WASHINGTON - U.S. Supreme Court Justice Antonin Scalia refused on Thursday to remove himself from a case about Vice President Dick Cheney's energy task force, even though their recent duck-hunting trip raised questions about his impartiality. "Since I do not believe my impartiality can reasonably be questioned, I do not think it would be proper for me to recuse," he said in a 21-page memorandum (.pdf) released by the nation's high court.
The Sierra Club environmental group, which sued Cheney for the task force papers, had filed a motion asking that Scalia disqualify himself from the case because the January trip had created "an appearance of impropriety."
According to the motion, Scalia and his daughter were Cheney's guests on Air Force Two on a Jan. 5 flight to Louisiana. Cheney and Scalia were guests of the president of an energy services company on a duck-hunting vacation.
"The vice president and I were never in the same blind and never discussed the case," Scalia said, referring to a shelter used to conceal duck hunters.
"Nor was I alone with him at any time during the trip, except, perhaps for instances so brief and unintentional that I would not recall them -- walking to or from a boat, perhaps, or going to or from dinner," Scalia said.
Cheney is being sued by the Sierra Club and another group.

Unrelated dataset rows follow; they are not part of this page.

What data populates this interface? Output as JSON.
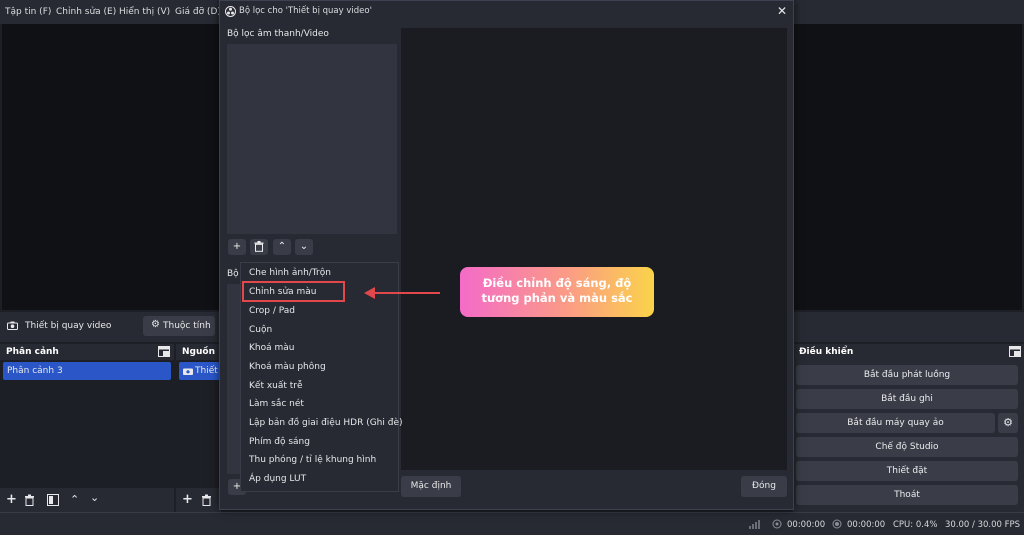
{
  "menu": {
    "file": "Tập tin (F)",
    "edit": "Chỉnh sửa (E)",
    "view": "Hiển thị (V)",
    "dock": "Giá đỡ (D)"
  },
  "source_toolbar": {
    "source_name": "Thiết bị quay video",
    "properties_label": "Thuộc tính"
  },
  "scenes": {
    "header": "Phân cảnh",
    "items": [
      "Phân cảnh 3"
    ]
  },
  "sources": {
    "header": "Nguồn",
    "items": [
      "Thiết"
    ]
  },
  "controls": {
    "header": "Điều khiển",
    "start_streaming": "Bắt đầu phát luồng",
    "start_recording": "Bắt đầu ghi",
    "start_virtual_cam": "Bắt đầu máy quay ảo",
    "studio_mode": "Chế độ Studio",
    "settings": "Thiết đặt",
    "exit": "Thoát"
  },
  "status": {
    "stream_time": "00:00:00",
    "record_time": "00:00:00",
    "cpu": "CPU: 0.4%",
    "fps": "30.00 / 30.00 FPS"
  },
  "dialog": {
    "title": "Bộ lọc cho 'Thiết bị quay video'",
    "audio_video_filters_label": "Bộ lọc âm thanh/Video",
    "effect_filters_label": "Bộ",
    "defaults_button": "Mặc định",
    "close_button": "Đóng",
    "filter_menu": [
      "Che hình ảnh/Trộn",
      "Chỉnh sửa màu",
      "Crop / Pad",
      "Cuộn",
      "Khoá màu",
      "Khoá màu phông",
      "Kết xuất trễ",
      "Làm sắc nét",
      "Lập bản đồ giai điệu HDR (Ghi đè)",
      "Phím độ sáng",
      "Thu phóng / tỉ lệ khung hình",
      "Áp dụng LUT"
    ]
  },
  "annotation": {
    "line1": "Điều chỉnh độ sáng, độ",
    "line2": "tương phản và màu sắc",
    "highlight_color": "#e2474b",
    "gradient": [
      "#f46bc8",
      "#fb9b86",
      "#fbd34a"
    ]
  },
  "colors": {
    "accent_selected": "#2a56c8",
    "panel": "#272a33",
    "background": "#1d1f26"
  }
}
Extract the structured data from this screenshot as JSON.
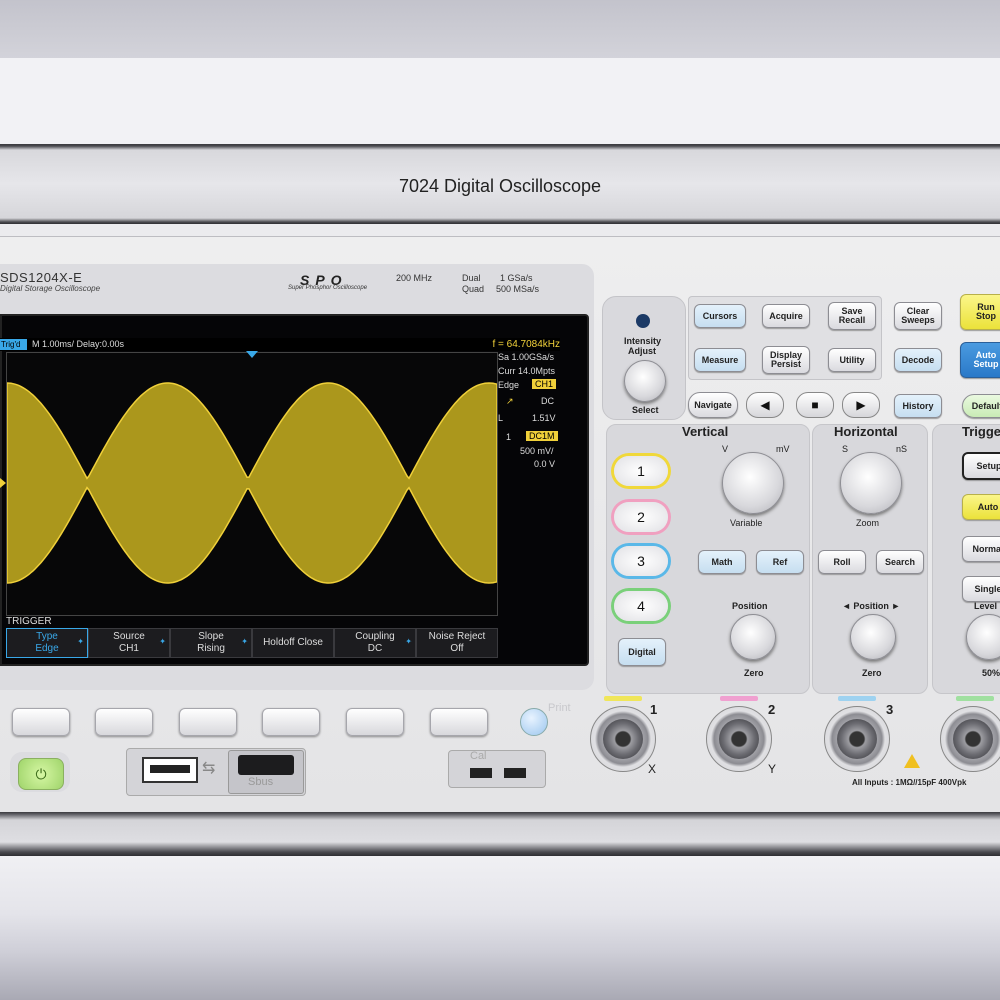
{
  "window": {
    "title": "7024 Digital Oscilloscope"
  },
  "brand": {
    "model": "SDS1204X-E",
    "subtitle": "Digital Storage Oscilloscope",
    "logo": "SPO",
    "logo_sub": "Super Phosphor Oscilloscope",
    "bandwidth": "200 MHz",
    "rate1_label": "Dual",
    "rate1_value": "1 GSa/s",
    "rate2_label": "Quad",
    "rate2_value": "500 MSa/s"
  },
  "display": {
    "trig_status": "Trig'd",
    "timebase": "M 1.00ms/ Delay:0.00s",
    "frequency": "f = 64.7084kHz",
    "sample_rate": "Sa 1.00GSa/s",
    "memory": "Curr 14.0Mpts",
    "trigger_type": "Edge",
    "trigger_source": "CH1",
    "trigger_coupling": "DC",
    "trigger_level_label": "L",
    "trigger_level": "1.51V",
    "channel_number": "1",
    "channel_coupling": "DC1M",
    "channel_scale": "500 mV/",
    "channel_offset": "0.0 V",
    "waveform_color": "#f0d03a",
    "menu_title": "TRIGGER",
    "softmenu": [
      {
        "top": "Type",
        "bottom": "Edge"
      },
      {
        "top": "Source",
        "bottom": "CH1"
      },
      {
        "top": "Slope",
        "bottom": "Rising"
      },
      {
        "top": "Holdoff Close",
        "bottom": ""
      },
      {
        "top": "Coupling",
        "bottom": "DC"
      },
      {
        "top": "Noise Reject",
        "bottom": "Off"
      }
    ]
  },
  "front": {
    "print_label": "Print",
    "sbus_label": "Sbus",
    "cal_label": "Cal",
    "power_icon": "power-icon"
  },
  "panel": {
    "intensity_label": "Intensity",
    "adjust_label": "Adjust",
    "select_label": "Select",
    "cursors": "Cursors",
    "acquire": "Acquire",
    "save": "Save",
    "recall": "Recall",
    "clear": "Clear",
    "sweeps": "Sweeps",
    "run": "Run",
    "stop": "Stop",
    "measure": "Measure",
    "display": "Display",
    "persist": "Persist",
    "utility": "Utility",
    "decode": "Decode",
    "auto": "Auto",
    "setup_word": "Setup",
    "navigate": "Navigate",
    "history": "History",
    "default": "Default",
    "prev": "◀",
    "stopnav": "■",
    "next": "▶",
    "vertical": "Vertical",
    "horizontal": "Horizontal",
    "trigger": "Trigger",
    "v": "V",
    "mv": "mV",
    "s": "S",
    "ns": "nS",
    "variable": "Variable",
    "zoom": "Zoom",
    "math": "Math",
    "ref": "Ref",
    "roll": "Roll",
    "search": "Search",
    "position": "Position",
    "hposition": "◄ Position ►",
    "zero": "Zero",
    "digital": "Digital",
    "ch1": "1",
    "ch2": "2",
    "ch3": "3",
    "ch4": "4",
    "trig_setup": "Setup",
    "trig_auto": "Auto",
    "trig_normal": "Normal",
    "trig_single": "Single",
    "level": "Level",
    "fifty": "50%",
    "bnc1": "1",
    "bnc2": "2",
    "bnc3": "3",
    "x": "X",
    "y": "Y",
    "inputs": "All Inputs : 1MΩ//15pF 400Vpk",
    "ch_colors": [
      "#f0e65a",
      "#f0a0d0",
      "#9ed2f0",
      "#a0e0a0"
    ]
  }
}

They want him to release documents about White House contacts with the energy industry in 2001. The vice president has appealed to the Supreme Court a ruling ordering him to produce the documents.
© 2004 Reuters Ltd